Hawaii Employment Law Decisions from February 22 to February 28 – Jeffrey S. Harris

An employer was not liable for an employee's sexual assault of a customer, under California law.  The assault was due to propinquity and lust and its motivating emotions were not fairly attributable to work-related events or conditions. The employer was not liable for negligent supervision of the employee. There was no evidence that the employer knew or should have known that the employee posed a danger to others. Ferguson v. Horizon Lines, LLC, 2015 U.S. App. LEXIS 2858 (9th Cir. Feb. 26, 2015).

A District Court did not erroneously grant an employer summary judgment against a former employee's national origin discrimination and retaliation claims, because the former employee failed to raise a genuine dispute of fact as to whether the employer's legitimate, non-discriminatory reasons for its actions were pretextual.
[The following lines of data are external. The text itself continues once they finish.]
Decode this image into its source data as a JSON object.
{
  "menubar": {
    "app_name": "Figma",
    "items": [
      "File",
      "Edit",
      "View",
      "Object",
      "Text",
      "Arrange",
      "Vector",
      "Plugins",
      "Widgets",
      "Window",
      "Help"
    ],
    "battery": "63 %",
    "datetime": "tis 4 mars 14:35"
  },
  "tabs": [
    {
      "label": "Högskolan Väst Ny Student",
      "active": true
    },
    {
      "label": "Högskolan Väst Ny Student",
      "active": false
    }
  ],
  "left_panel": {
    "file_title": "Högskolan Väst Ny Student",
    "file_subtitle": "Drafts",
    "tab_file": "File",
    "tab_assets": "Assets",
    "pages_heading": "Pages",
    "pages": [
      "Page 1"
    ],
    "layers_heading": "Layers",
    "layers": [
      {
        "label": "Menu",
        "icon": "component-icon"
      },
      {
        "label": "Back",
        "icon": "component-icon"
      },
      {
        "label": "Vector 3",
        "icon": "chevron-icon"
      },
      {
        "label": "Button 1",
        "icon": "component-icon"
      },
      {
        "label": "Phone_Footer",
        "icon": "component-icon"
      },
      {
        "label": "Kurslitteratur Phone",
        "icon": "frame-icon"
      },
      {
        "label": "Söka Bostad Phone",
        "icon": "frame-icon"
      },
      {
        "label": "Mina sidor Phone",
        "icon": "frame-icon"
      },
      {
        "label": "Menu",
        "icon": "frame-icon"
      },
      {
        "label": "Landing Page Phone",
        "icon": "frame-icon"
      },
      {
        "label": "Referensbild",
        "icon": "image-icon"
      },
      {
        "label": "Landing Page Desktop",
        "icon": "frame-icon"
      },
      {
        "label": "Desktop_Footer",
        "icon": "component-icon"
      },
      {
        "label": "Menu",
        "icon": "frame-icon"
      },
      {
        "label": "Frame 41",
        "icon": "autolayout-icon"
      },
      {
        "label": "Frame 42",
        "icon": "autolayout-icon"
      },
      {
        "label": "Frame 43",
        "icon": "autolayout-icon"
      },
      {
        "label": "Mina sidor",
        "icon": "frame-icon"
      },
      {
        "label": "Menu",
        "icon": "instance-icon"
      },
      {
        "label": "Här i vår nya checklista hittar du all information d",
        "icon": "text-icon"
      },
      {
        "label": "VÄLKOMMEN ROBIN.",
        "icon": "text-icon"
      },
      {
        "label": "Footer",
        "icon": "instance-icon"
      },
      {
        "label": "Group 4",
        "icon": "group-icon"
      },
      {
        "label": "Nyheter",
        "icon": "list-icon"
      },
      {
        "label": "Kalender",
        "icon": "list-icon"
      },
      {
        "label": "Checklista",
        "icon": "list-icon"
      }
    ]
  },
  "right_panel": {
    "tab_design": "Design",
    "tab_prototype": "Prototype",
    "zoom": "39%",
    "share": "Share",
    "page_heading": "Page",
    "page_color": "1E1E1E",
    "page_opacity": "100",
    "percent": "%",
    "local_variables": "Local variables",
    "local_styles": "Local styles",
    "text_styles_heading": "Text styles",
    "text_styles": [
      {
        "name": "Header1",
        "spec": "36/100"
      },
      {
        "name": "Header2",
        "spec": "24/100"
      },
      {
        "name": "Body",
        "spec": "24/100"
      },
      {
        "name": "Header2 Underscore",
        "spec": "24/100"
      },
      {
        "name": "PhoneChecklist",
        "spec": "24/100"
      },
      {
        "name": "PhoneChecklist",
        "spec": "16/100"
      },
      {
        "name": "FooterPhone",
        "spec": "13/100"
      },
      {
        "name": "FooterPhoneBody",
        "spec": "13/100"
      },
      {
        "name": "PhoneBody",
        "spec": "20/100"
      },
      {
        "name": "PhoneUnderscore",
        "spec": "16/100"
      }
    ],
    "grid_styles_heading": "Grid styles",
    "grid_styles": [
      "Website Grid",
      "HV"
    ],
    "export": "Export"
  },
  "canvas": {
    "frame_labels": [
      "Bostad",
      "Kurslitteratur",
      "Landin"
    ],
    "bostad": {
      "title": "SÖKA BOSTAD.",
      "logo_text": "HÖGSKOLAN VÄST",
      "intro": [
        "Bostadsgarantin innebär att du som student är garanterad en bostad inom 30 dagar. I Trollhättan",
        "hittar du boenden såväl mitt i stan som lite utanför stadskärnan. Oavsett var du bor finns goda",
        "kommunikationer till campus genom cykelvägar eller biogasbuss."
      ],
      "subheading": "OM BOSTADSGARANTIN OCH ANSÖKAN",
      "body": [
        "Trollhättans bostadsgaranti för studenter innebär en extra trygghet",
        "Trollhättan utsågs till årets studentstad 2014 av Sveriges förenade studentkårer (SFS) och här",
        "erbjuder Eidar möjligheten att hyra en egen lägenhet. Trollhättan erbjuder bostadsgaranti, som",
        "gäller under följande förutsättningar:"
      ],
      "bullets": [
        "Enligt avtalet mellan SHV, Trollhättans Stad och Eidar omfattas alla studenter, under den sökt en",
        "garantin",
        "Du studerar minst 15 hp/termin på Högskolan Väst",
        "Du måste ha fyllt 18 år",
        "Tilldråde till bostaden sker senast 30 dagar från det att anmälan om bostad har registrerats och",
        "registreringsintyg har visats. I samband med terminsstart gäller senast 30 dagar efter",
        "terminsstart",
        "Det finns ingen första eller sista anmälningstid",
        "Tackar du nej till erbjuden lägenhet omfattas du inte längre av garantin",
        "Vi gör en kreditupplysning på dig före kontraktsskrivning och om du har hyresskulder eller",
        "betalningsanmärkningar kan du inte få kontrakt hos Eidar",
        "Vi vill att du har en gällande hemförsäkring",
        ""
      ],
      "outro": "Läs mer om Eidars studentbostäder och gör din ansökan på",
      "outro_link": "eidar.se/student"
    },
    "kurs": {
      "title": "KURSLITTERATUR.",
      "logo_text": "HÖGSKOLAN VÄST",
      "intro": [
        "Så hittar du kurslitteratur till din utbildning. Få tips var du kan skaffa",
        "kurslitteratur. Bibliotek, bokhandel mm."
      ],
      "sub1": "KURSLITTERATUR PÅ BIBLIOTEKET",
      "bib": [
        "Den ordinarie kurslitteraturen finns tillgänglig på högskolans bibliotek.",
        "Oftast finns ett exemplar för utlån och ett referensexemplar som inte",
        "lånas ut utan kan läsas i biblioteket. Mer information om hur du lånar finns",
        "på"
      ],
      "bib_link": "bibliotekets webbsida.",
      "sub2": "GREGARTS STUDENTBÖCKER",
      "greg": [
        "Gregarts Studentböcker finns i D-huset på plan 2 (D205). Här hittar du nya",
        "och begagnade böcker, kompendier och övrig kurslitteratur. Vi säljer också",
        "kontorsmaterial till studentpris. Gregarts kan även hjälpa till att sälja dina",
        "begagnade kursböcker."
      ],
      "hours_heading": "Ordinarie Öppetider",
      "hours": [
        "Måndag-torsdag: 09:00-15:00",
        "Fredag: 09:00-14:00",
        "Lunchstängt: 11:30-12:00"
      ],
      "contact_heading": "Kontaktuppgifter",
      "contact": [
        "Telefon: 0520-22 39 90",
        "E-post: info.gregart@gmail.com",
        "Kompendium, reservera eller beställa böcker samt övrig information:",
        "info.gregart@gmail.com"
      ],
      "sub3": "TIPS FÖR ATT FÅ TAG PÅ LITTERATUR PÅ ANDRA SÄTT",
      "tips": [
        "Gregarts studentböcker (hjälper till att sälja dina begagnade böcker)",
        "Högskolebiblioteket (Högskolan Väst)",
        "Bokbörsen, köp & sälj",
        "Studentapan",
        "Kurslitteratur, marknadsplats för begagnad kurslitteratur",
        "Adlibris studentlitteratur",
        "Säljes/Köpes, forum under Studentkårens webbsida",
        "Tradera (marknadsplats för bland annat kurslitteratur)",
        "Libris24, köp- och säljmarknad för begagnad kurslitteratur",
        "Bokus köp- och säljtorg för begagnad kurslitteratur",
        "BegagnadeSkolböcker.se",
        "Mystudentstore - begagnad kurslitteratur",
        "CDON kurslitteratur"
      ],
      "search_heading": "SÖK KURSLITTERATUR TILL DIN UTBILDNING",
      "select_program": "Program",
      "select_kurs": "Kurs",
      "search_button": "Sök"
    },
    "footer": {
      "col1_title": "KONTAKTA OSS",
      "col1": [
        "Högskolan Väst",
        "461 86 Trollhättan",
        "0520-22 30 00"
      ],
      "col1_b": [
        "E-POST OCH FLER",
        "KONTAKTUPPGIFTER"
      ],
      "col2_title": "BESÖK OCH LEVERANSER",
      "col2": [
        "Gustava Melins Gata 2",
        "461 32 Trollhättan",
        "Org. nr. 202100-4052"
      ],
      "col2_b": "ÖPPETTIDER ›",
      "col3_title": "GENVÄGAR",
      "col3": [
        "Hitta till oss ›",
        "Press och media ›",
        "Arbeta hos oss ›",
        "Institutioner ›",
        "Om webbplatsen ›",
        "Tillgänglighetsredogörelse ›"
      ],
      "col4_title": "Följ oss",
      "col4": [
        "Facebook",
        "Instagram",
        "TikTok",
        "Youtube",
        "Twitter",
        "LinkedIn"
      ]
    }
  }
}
The Court did not erroneously grant the employer summary judgment on her hostile work environment claim, because she failed to raise a genuine dispute of fact as to whether she was subjected to conduct motivated by her race, national origin or her engaging in protected activity, or whether it altered the conditions of her employment and created a hostile work environment. Pushbinder v. Brennan, 2015 U.S. App. LEXIS 2872 (9th Cir. Feb. 26, 2015).

A former employee could claim that his employer retaliated because of his whistle-blowing under California law, even though disclosing the information was part of his job duties and his belief was mistaken but reasonable.  Lukov v. Schindler Elevator Corp., 2015 U.S. App. LEXIS 2936 (9th Cir. Feb. 24, 2015).

An employer did not offer admissible evidence that discrimination did not cause the adverse action against an applicant. It did not show it relied om a legitimate non-discriminatory reason that related to the ability of the applicant to perform the work in question and applied equally to all applicants. It rejected the applicant based on preferred qualifications, and undermined those qualifications by other facts or statements. It did not disclose the required qualifications beforehand. It did not rule out the possibility that it treated applicants with similar qualifications differently, before or later during the same year. Adams v. CDM Media USA, Inc. 2015 Haw. LEXIS 47 (Feb. 24, 2015).

Circuit Court did not err by affirming an Employment Security Appeals Referee Officer's determination that an unemployment benefit claimant was not able to work because of her care giving responsibilities for her disabled sister. Kadota v. Director, State of Haw. Dep't of Labor and Indus. Relations, 2015 Haw. App. LEXIS 103 (February 26, 2015).

Note: We analyze cases to learn rules the courts will follow or disappoint us if they don't. Rules that the courts follow allow us to behave and provide explanations that they accept. But competent advocates may limit the rules to the facts of the case where they are discussed, or expand rules by showing that differences in other cases are irrelevant.

Note: We analyze cases to learn rules the courts will follow or disappoint us if they don't. Rules that the courts follow allow us to behave and provide explanations that they accept. But competent advocates may limit the rules to the facts of the case where they are discussed, or expand rules by showing that differences in other cases are irrelevant.